--- RECORDS PROVIDED ---
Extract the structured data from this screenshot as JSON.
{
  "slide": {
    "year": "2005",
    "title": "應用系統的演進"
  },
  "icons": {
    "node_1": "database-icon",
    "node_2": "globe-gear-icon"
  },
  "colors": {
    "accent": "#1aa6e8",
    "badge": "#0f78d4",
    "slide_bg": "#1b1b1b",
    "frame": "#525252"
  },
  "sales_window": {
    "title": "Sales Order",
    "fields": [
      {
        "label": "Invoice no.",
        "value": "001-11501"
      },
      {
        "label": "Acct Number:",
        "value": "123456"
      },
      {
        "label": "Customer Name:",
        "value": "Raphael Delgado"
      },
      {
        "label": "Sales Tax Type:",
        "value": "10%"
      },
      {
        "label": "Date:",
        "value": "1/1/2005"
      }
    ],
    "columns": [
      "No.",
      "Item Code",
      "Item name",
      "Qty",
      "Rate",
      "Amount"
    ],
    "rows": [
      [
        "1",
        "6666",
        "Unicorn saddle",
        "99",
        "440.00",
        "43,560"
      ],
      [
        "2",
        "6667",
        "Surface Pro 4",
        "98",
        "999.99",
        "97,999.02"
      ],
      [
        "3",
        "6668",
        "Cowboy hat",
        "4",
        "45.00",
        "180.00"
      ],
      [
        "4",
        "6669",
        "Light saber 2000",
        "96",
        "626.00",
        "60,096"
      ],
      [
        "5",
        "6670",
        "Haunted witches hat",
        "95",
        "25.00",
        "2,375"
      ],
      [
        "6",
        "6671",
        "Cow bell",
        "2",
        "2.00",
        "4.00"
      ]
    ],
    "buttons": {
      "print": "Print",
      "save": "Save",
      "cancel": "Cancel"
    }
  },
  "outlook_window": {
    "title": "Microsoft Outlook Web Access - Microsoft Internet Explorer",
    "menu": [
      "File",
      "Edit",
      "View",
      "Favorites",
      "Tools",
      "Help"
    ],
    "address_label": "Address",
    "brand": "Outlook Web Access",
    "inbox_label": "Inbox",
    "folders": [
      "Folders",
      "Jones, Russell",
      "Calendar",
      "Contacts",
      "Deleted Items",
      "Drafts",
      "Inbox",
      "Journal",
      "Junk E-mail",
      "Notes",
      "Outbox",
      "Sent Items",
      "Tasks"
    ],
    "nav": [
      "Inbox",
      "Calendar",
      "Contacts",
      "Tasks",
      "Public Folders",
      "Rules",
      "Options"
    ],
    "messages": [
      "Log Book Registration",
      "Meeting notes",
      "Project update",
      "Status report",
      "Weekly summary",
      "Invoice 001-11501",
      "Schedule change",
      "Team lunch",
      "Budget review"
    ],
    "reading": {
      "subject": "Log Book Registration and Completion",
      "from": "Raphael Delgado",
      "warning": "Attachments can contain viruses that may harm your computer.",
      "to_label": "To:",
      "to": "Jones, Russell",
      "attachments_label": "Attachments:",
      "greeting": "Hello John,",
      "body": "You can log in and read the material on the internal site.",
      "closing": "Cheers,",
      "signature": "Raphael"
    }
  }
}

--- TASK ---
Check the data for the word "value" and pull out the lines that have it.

--- REPLY ---
        "value": "001-11501"
        "value": "123456"
        "value": "Raphael Delgado"
        "value": "10%"
        "value": "1/1/2005"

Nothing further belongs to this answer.